benefits/risks to the individual - we don't eat meat and fish together
because of some sakanah - I think one could justify a broad psak that
vaccination against childhood diseases should be obligatory because of
the benefits to the vaccinated and the benefits to society.

On the other hand, would such a broad policy be put in place, herd
immunity could be used to rationalize individual heterim here and there
for people with solid reasons for avoiding vaccination.



From: Meir Shinnar <Meir.Shinnar@...>
Date: Thu, 5 Jun 2003 09:48:06 -0400 
Subject: Vaccines and Social Responsibility

WRT to the issue of vaccines, it is related to a far more substantive
issue - the nature of our obligations to others and the community.

First, WRT to the risks, outside of well defined populations (eg,
immunocompromised), the risk of major complications (eg, not just a few
days of fever and malaise) of most commonly used vaccines (not small pox
, but the widely used childhood and adult vaccines) is quite small, and
within the boundary of risk that most of us do routinely without a
question - ie, driving, going to the store, etc.  While in general
halacha is leery of putting someone in actual danger to save someone
else, the level of danger here is far below that normally considered.

Second, the risk of not taking vaccines is two fold:

	a) If one is the only person in the community not taking
vaccines, one is putting oneself at a slight risk - the question of the
amount of the risk is difficult to calculate, as it depends on the
vaccine and the prevalence of the disease.  Whether for the individual,
that added risk is greater than or less than the risk of the vaccines is
not always clear.  For some vaccines, one could make the case that the
optimal situation (from a risk, not moral perspective) is that everybody
else be vaccinated, but the risk reduction if any would be extremely

	b) If a substantial number of people in the community make that
calculation, then the entire community is put at increased risk, due to
the loss of herd immunity.

	Note that the successful experiences that some posters have had
of remaining healthy while being unvaccinated is irrelevant to the
discussion - the level of risk of infection is known to be quite small.
However, if all of Boro Park (or even one large hasidic group, so one
has a large group living closely together) was not to vaccinate their
children, at some point (not necessarily immediately) a measles epidemic
would be disasterous.

	The question, therefore, is both the halachic permissibility as
well as the moral status of refusing to vaccinate (when there are no
medical contraindications).  I don't know of halachic discussions.
However, morally, a Kantian imperative would clearly seem to exist to
require one to vaccinate themselves.  Even from a non Kantian
perspective, the decision not to vaccinate oneself seems to clearly
depend on relying that everyone else is - being, let's be blunt, a
social parasite, and something that needs to be condemned by the
community.  (not everything that is halachically permissible should be
done - if refusing to vaccinate is deemed permissible, this would seem a
classic example of yesh naval birshut hatorah)

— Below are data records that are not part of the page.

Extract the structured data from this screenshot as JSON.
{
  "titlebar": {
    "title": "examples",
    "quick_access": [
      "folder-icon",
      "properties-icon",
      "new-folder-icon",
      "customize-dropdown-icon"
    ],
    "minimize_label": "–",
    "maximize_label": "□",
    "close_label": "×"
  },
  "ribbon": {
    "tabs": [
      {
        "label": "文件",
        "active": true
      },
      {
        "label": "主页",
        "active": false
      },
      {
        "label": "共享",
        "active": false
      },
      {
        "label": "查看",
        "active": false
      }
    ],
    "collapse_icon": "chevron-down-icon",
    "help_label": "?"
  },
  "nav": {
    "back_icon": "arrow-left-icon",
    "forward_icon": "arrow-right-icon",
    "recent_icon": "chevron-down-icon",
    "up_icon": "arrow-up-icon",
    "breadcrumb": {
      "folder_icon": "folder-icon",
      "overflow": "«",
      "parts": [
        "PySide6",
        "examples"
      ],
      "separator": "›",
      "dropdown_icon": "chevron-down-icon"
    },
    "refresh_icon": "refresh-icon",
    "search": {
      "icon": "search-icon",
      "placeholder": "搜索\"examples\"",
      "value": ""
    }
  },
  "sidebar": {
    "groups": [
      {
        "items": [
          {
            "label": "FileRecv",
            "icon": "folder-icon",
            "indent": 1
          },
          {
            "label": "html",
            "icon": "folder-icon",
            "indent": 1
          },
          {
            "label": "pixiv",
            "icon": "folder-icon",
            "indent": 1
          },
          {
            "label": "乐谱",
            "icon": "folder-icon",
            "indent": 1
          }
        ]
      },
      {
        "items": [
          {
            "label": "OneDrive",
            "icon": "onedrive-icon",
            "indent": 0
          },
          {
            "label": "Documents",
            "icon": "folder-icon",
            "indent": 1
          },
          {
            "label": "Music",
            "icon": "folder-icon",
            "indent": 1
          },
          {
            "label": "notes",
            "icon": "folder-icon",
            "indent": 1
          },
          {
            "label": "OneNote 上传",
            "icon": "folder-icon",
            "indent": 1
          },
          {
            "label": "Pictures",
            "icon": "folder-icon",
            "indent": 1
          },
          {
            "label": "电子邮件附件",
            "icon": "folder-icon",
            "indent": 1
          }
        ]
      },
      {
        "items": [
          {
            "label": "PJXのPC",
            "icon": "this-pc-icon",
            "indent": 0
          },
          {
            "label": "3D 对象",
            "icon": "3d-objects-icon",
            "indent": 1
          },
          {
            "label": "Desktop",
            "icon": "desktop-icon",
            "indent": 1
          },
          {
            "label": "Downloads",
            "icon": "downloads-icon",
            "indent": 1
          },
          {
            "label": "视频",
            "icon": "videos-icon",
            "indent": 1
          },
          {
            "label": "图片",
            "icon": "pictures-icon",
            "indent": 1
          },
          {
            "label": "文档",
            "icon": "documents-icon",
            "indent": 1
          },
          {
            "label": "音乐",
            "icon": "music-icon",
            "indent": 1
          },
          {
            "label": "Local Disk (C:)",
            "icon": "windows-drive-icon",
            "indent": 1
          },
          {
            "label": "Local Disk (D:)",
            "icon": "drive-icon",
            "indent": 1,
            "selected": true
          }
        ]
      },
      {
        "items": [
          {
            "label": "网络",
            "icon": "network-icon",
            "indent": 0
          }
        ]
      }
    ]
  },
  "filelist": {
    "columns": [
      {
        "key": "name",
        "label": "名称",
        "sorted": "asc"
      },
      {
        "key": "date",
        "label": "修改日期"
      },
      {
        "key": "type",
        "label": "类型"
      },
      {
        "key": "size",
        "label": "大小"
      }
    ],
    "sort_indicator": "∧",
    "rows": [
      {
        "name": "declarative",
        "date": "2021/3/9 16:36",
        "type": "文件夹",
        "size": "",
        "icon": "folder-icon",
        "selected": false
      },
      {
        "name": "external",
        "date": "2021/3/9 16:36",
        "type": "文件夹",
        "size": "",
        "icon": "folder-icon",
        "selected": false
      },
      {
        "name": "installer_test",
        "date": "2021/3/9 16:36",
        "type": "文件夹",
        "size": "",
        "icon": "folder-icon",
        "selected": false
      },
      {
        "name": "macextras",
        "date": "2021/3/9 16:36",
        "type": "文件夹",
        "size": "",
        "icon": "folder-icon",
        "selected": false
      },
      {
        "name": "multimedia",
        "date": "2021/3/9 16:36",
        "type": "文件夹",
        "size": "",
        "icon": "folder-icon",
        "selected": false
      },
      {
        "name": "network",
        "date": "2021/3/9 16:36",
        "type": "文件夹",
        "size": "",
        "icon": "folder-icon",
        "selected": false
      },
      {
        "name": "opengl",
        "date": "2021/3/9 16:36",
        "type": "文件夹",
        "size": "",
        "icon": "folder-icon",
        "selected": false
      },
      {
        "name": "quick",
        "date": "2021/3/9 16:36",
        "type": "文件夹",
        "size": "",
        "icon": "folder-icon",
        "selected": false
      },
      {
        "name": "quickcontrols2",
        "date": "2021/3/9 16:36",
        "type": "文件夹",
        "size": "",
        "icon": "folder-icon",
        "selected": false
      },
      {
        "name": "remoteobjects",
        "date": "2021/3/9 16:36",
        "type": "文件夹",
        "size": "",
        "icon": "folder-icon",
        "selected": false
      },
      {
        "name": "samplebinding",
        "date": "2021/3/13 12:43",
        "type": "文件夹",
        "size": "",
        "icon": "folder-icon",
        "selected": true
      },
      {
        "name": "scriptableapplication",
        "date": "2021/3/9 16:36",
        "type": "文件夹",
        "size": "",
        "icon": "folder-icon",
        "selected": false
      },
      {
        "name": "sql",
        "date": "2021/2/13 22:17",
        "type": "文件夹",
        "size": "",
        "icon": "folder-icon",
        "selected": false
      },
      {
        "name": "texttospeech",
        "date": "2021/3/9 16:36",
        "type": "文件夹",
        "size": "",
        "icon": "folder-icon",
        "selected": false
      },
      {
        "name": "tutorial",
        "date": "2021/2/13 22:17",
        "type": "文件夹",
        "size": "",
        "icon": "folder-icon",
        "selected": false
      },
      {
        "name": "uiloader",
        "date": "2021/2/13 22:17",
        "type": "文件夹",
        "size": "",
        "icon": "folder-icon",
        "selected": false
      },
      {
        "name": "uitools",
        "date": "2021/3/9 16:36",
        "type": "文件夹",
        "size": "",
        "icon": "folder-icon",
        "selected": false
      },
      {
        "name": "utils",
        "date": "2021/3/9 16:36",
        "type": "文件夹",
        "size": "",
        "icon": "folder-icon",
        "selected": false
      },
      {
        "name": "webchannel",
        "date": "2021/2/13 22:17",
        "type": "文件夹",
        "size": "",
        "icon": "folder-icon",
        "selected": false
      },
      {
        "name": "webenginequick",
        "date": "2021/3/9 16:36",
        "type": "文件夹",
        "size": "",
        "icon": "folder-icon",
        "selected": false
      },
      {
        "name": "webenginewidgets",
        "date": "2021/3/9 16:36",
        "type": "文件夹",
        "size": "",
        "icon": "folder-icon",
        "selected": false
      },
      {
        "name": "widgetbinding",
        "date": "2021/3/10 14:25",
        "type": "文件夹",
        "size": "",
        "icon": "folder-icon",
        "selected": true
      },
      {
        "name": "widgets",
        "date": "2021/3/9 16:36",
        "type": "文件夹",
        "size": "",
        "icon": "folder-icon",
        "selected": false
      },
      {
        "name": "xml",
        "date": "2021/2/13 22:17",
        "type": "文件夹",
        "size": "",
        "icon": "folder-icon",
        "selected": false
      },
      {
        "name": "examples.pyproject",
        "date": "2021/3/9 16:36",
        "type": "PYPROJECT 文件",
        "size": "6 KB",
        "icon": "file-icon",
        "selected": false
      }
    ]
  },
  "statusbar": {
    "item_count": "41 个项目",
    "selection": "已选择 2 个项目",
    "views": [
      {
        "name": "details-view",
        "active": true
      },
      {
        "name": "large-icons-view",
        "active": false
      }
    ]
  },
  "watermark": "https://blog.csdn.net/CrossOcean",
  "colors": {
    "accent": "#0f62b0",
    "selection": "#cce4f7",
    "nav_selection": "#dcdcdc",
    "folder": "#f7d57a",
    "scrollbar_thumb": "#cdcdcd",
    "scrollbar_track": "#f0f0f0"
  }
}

This issue - of the responsibility to the community versus maximizing
personal benefit - is a common thread of several areas of conflict
between some parts of the religious community and the community at large
- eg, army service (the army recognized by most as necessary, but viewed
by some in the religious community that the obligation can be fulfilled
by others) or work versus kollel - but in the case of vaccines, the
other arguments used in those areas (eg the value of torah study)
disappear, and we are left with naked self interest.  This issue of
balancing one's own personal well being, whether physical or spiritual,
with the needs of the general community, is something that needs greater
discussion within the community, as it affects the general perception of
the community.

Meir Shinnar


End of Volume 39 Issue 71